By ADRIENNE SU
When the exhibit went up at Peachtree Center,
the Chinese of Atlanta flocked downtown.
Jews had been in Henan so close to forever,
they weren’t seen as foreign. And we had found
an exhibit on China that wasn’t old vases.
Jews were Chinese in more ways than food.
Migration was not always out of the places
our families had fled; it had once been to.
Our pantries were “ethnic” not just for the shrimp chips
and wood ears, but as well for the matzah.
Maybe, when asked, Do you celebrate Christmas?,
we were not being checked for Zen or the Buddha.
We didn’t say it in so many words.
The line between Asia and Europe had blurred.
Adrienne Su is poet-in-residence at Dickinson College and has received fellowships from the National Endowment for the Arts and the Money for Women / Barbara Deming Memorial Fund.
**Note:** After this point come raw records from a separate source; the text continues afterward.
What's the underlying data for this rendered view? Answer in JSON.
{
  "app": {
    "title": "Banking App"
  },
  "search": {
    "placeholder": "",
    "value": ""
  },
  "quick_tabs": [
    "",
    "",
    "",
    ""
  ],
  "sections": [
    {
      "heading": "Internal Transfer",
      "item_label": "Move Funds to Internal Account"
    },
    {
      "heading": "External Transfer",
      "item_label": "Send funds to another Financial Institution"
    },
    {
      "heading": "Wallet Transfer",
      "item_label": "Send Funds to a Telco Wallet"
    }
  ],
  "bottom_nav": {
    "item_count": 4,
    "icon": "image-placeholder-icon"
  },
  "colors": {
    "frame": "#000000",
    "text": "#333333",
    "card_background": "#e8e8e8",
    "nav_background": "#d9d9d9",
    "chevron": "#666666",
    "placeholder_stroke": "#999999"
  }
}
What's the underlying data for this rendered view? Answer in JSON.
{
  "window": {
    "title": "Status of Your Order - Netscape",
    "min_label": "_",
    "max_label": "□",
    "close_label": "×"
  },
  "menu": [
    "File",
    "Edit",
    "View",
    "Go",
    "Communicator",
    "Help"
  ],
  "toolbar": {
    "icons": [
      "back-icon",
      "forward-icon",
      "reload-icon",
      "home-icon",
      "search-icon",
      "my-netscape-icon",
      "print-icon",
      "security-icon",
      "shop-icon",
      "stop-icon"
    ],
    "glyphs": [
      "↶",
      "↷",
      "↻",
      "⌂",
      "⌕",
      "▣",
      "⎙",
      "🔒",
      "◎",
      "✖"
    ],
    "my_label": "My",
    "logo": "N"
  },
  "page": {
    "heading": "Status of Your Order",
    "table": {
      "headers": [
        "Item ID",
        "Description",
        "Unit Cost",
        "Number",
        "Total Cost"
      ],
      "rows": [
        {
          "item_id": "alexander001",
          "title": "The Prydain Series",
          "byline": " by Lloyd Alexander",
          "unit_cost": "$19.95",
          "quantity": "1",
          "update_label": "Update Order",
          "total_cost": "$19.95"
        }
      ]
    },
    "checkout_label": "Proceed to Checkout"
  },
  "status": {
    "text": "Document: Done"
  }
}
Her fifth book, Peach State, is forthcoming from Pitt in 2021. Recent poems have appeared in Bennington Review, The Cincinnati Review, The Georgia Review, The Massachusetts Review, The New Yorker, Poem-a-Day, Poetry, and Best American Poetry.